## What needs to be done
Start to finish, print the entries exactly, and carry none of the pictures over.

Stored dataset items
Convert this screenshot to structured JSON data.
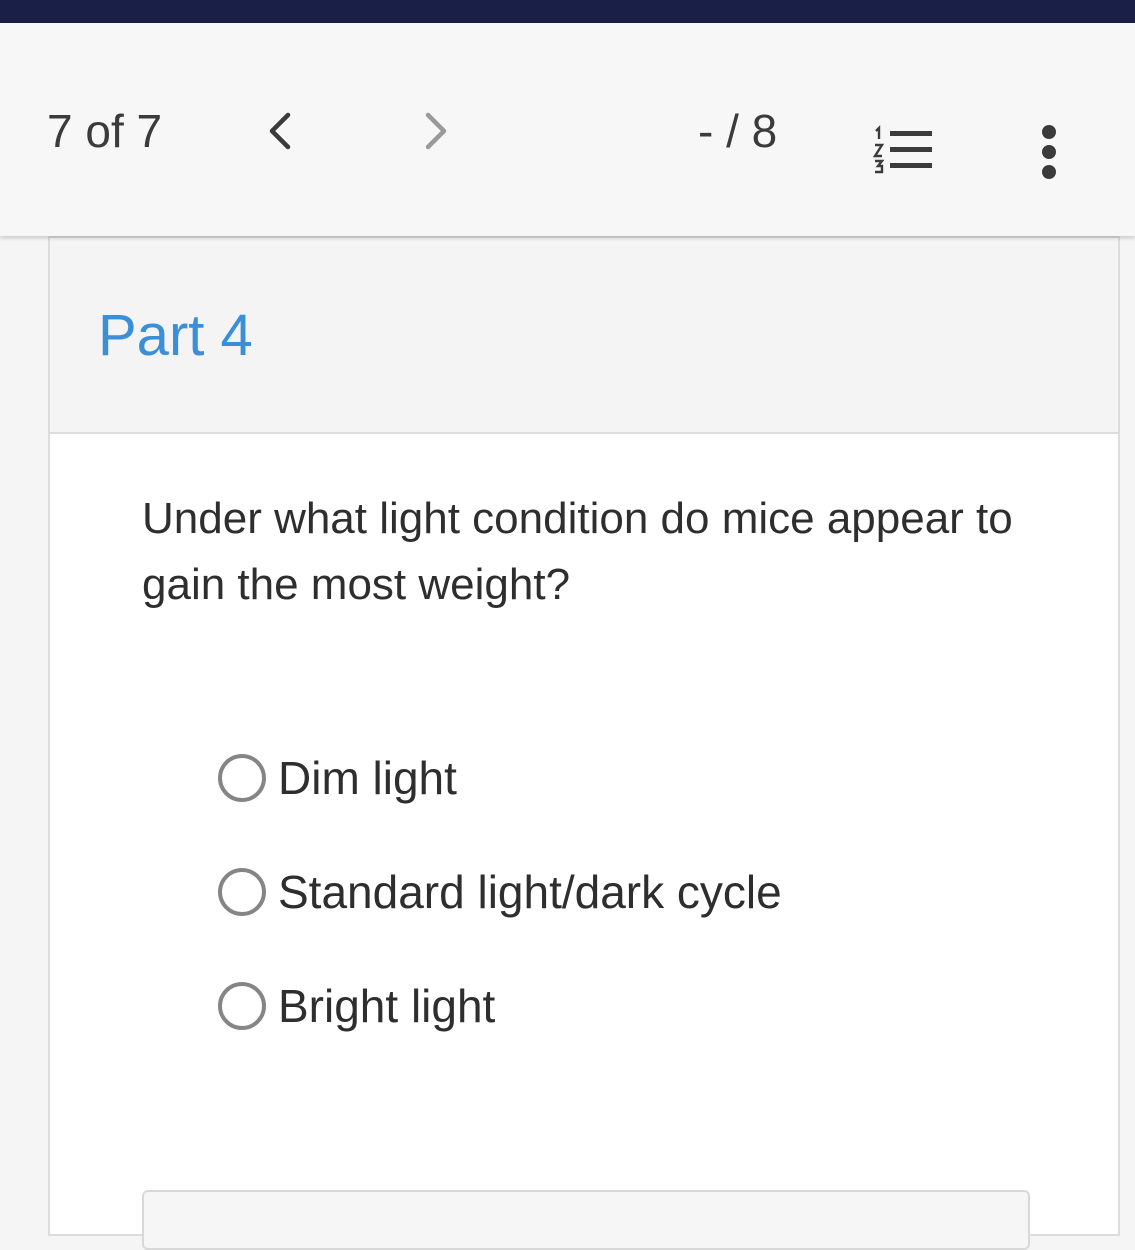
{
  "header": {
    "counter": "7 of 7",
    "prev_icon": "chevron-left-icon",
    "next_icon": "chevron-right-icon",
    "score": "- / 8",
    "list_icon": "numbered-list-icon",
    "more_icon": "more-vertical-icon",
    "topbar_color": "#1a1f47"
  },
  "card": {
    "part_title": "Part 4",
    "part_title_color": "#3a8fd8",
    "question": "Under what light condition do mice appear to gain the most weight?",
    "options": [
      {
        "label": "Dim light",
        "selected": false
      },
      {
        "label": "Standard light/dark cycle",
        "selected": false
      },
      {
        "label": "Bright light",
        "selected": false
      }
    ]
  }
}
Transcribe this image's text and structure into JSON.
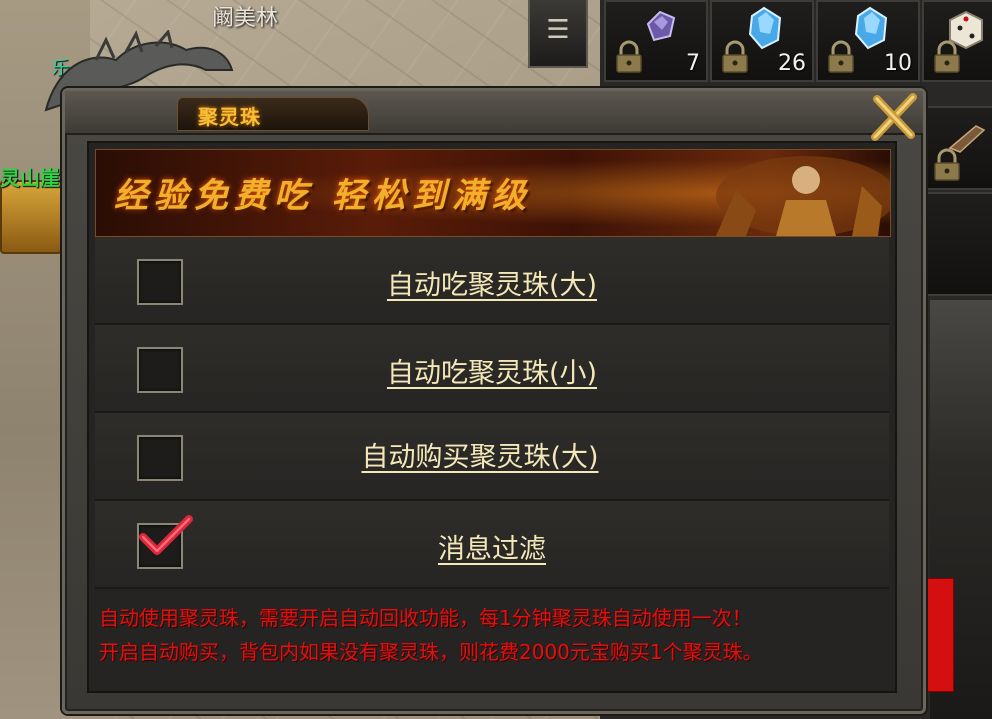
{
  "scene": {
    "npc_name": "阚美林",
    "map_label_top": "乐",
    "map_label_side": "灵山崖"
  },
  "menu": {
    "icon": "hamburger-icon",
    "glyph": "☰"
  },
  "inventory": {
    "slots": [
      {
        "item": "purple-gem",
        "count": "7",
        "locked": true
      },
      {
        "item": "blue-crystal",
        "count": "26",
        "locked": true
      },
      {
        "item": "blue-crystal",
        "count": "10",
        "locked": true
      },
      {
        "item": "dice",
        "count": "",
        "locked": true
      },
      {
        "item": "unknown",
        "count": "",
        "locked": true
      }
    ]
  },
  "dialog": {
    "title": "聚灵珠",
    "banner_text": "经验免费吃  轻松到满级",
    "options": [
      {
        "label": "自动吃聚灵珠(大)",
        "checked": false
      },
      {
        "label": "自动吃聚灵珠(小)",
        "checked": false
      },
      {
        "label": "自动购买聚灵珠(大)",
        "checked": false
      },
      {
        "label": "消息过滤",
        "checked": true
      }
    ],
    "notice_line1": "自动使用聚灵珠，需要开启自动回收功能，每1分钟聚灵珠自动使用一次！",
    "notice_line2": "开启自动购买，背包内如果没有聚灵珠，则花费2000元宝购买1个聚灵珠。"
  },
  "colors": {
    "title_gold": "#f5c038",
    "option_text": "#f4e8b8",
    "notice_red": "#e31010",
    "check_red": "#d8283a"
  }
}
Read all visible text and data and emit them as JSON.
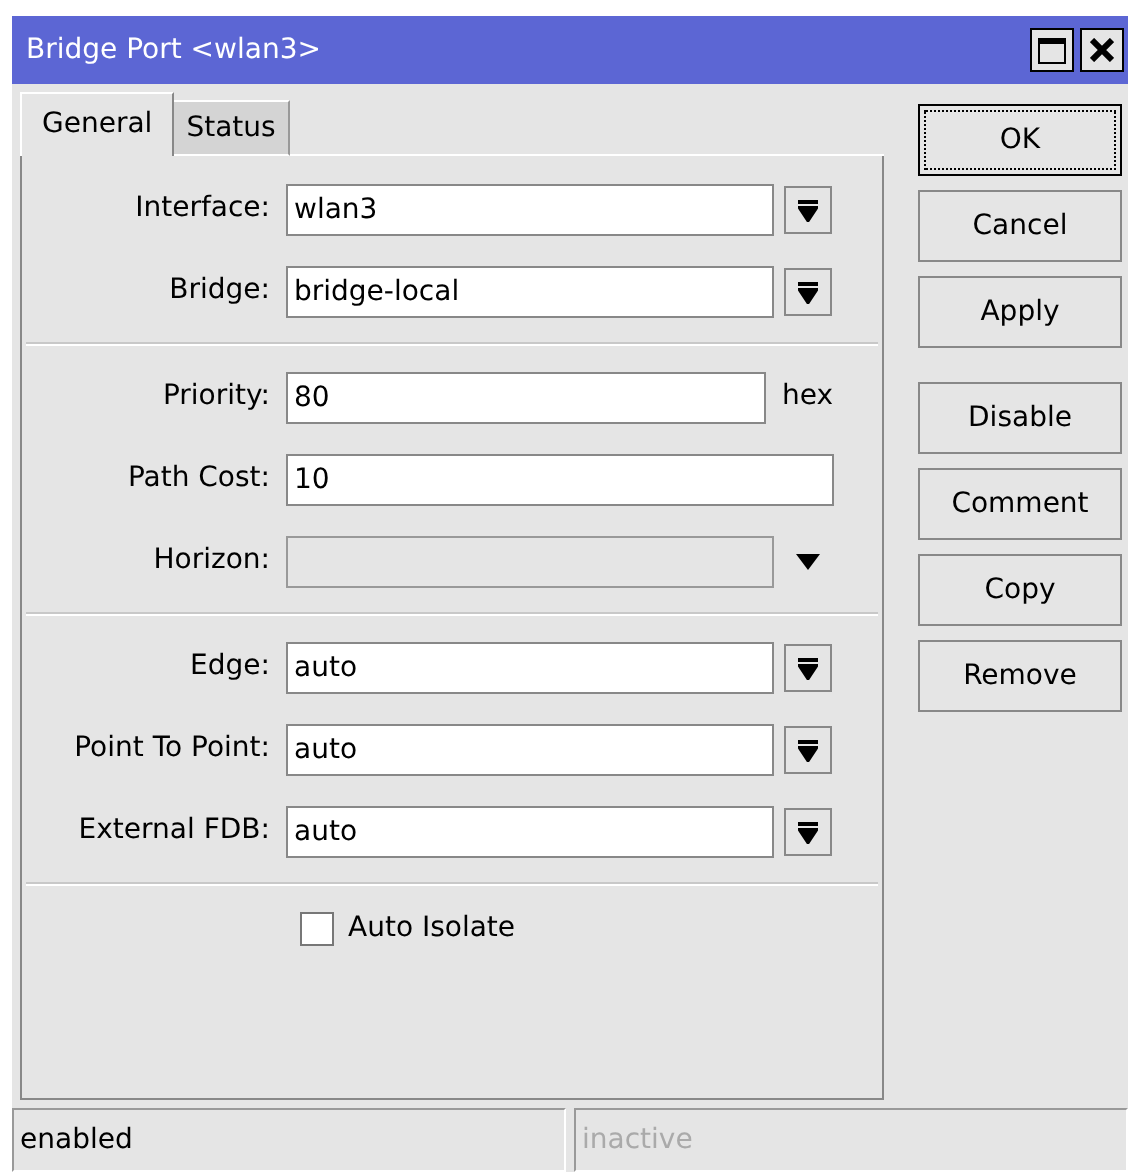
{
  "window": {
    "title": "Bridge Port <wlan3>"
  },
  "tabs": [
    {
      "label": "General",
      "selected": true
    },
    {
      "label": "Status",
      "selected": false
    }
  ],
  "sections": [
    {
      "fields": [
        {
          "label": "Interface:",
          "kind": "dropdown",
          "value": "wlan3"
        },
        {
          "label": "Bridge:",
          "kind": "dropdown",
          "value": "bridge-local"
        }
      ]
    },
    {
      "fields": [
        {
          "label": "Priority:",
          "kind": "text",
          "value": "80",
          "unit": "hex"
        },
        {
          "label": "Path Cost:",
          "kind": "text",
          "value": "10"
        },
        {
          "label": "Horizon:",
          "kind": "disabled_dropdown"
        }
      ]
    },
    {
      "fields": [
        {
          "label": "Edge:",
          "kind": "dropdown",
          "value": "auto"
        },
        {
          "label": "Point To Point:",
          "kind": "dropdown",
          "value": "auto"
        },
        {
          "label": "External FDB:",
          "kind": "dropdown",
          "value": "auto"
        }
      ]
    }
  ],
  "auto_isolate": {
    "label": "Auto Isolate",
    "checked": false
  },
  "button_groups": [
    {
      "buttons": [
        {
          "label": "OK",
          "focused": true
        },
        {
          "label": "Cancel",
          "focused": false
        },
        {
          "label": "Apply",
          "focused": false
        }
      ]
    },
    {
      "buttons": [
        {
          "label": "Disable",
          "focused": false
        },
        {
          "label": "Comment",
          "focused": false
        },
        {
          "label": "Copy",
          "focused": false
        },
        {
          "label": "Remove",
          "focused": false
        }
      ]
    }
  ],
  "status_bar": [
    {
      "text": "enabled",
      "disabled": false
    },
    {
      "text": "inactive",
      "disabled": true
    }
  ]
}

## Result
Convert this screenshot to structured JSON data.
{
  "header": {
    "counter": "7 of 7",
    "prev_icon": "chevron-left-icon",
    "next_icon": "chevron-right-icon",
    "score": "- / 8",
    "list_icon": "numbered-list-icon",
    "more_icon": "more-vertical-icon",
    "topbar_color": "#1a1f47"
  },
  "card": {
    "part_title": "Part 4",
    "part_title_color": "#3a8fd8",
    "question": "Under what light condition do mice appear to gain the most weight?",
    "options": [
      {
        "label": "Dim light",
        "selected": false
      },
      {
        "label": "Standard light/dark cycle",
        "selected": false
      },
      {
        "label": "Bright light",
        "selected": false
      }
    ]
  }
}
Transcribe this image's text and structure into JSON.
{
  "scene": {
    "npc_name": "阚美林",
    "map_label_top": "乐",
    "map_label_side": "灵山崖"
  },
  "menu": {
    "icon": "hamburger-icon",
    "glyph": "☰"
  },
  "inventory": {
    "slots": [
      {
        "item": "purple-gem",
        "count": "7",
        "locked": true
      },
      {
        "item": "blue-crystal",
        "count": "26",
        "locked": true
      },
      {
        "item": "blue-crystal",
        "count": "10",
        "locked": true
      },
      {
        "item": "dice",
        "count": "",
        "locked": true
      },
      {
        "item": "unknown",
        "count": "",
        "locked": true
      }
    ]
  },
  "dialog": {
    "title": "聚灵珠",
    "banner_text": "经验免费吃  轻松到满级",
    "options": [
      {
        "label": "自动吃聚灵珠(大)",
        "checked": false
      },
      {
        "label": "自动吃聚灵珠(小)",
        "checked": false
      },
      {
        "label": "自动购买聚灵珠(大)",
        "checked": false
      },
      {
        "label": "消息过滤",
        "checked": true
      }
    ],
    "notice_line1": "自动使用聚灵珠，需要开启自动回收功能，每1分钟聚灵珠自动使用一次！",
    "notice_line2": "开启自动购买，背包内如果没有聚灵珠，则花费2000元宝购买1个聚灵珠。"
  },
  "colors": {
    "title_gold": "#f5c038",
    "option_text": "#f4e8b8",
    "notice_red": "#e31010",
    "check_red": "#d8283a"
  }
}
Read all visible text and data and emit them as JSON.
{
  "window": {
    "title": "Bridge Port <wlan3>"
  },
  "tabs": [
    {
      "label": "General",
      "selected": true
    },
    {
      "label": "Status",
      "selected": false
    }
  ],
  "sections": [
    {
      "fields": [
        {
          "label": "Interface:",
          "kind": "dropdown",
          "value": "wlan3"
        },
        {
          "label": "Bridge:",
          "kind": "dropdown",
          "value": "bridge-local"
        }
      ]
    },
    {
      "fields": [
        {
          "label": "Priority:",
          "kind": "text",
          "value": "80",
          "unit": "hex"
        },
        {
          "label": "Path Cost:",
          "kind": "text",
          "value": "10"
        },
        {
          "label": "Horizon:",
          "kind": "disabled_dropdown"
        }
      ]
    },
    {
      "fields": [
        {
          "label": "Edge:",
          "kind": "dropdown",
          "value": "auto"
        },
        {
          "label": "Point To Point:",
          "kind": "dropdown",
          "value": "auto"
        },
        {
          "label": "External FDB:",
          "kind": "dropdown",
          "value": "auto"
        }
      ]
    }
  ],
  "auto_isolate": {
    "label": "Auto Isolate",
    "checked": false
  },
  "button_groups": [
    {
      "buttons": [
        {
          "label": "OK",
          "focused": true
        },
        {
          "label": "Cancel",
          "focused": false
        },
        {
          "label": "Apply",
          "focused": false
        }
      ]
    },
    {
      "buttons": [
        {
          "label": "Disable",
          "focused": false
        },
        {
          "label": "Comment",
          "focused": false
        },
        {
          "label": "Copy",
          "focused": false
        },
        {
          "label": "Remove",
          "focused": false
        }
      ]
    }
  ],
  "status_bar": [
    {
      "text": "enabled",
      "disabled": false
    },
    {
      "text": "inactive",
      "disabled": true
    }
  ]
}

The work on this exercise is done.